Mr Dominello faced criticism in March for hailing the success of the small bar trial before the committee had evaluated its results and for using its outcome to justify an end to lockouts.
Committee chairman Mark Latham, a One Nation Upper House MP, told the Newcastle Herald in July 2020, when the government announced the small bar trial, that there was "no need or intention here to touch any of the existing rules governing the pubs in Newcastle".
"The lockout arrangements for them is really off the agenda.

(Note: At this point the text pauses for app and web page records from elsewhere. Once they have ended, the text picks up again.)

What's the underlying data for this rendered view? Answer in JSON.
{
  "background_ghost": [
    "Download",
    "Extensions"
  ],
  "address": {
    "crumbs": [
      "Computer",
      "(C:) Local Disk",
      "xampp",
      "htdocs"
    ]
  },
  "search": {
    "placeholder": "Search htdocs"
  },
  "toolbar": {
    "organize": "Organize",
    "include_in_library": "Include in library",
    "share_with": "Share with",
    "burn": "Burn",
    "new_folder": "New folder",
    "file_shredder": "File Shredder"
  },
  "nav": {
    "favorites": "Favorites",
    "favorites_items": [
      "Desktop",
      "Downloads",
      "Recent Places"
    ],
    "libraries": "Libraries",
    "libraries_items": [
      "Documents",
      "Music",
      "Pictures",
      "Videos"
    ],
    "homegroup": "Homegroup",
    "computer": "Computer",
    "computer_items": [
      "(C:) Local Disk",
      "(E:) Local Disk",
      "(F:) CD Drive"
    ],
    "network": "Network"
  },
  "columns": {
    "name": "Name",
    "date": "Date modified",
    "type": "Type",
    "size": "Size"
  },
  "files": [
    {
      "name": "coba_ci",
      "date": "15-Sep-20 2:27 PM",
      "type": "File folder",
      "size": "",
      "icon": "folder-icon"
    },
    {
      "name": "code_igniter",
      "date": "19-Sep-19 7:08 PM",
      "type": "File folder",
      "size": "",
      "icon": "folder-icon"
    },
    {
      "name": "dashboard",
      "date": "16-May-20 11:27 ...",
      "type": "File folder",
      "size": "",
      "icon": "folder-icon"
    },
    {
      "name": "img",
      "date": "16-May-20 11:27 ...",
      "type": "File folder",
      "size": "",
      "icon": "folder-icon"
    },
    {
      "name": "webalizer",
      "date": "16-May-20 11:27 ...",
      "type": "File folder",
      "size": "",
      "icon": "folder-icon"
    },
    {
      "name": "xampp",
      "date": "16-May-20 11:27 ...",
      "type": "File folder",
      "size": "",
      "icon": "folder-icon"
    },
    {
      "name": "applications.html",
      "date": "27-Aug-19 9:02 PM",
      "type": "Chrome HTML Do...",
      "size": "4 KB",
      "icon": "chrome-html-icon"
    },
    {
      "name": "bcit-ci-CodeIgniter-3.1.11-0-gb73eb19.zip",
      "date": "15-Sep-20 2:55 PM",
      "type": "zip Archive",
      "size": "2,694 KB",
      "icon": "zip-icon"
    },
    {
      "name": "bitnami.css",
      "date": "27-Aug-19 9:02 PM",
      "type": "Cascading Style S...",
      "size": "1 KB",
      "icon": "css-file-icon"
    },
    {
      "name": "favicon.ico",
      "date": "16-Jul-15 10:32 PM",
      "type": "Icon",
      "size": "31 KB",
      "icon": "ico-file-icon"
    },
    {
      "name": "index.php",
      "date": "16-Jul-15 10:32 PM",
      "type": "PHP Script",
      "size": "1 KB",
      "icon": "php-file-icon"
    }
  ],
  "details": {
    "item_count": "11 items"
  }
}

No change would be the attitude of the committee," he said at the time.
Nine months later, he stood with Mr Dominello to announce the no-lockout trial and angrily accused lockout supporters and the Newcastle Herald of a "shameful" and "terrible slur suggesting the people here are drunks and thugs and can't be trusted as they are in the rest of NSW".
Liquor & Gaming NSW and City of Newcastle will run the new trial.
Venues invited to take part in no-lockout trial
- Argyle House
- Cambridge Hotel
- Clarendon Hotel
- Crown & Anchor Hotel
- Customs House Hotel
- Family Hotel
- Grand Hotel
- Great Northern Hotel
- Hamilton Station Hotel
- Honeysuckle Hotel
- Kent Hotel
- King Street Hotel
- Finnegan's Hotel
- Northern Star Hotel
- Oriental Hotel
- QT Hotel East End
- Queens Wharf Brewery
- Sydney Junction Hotel
- The Exchange Hotel
- The Greenroof
- The Lucky Hotel
- Bar Petite
- The Rogue Scholar
- The Station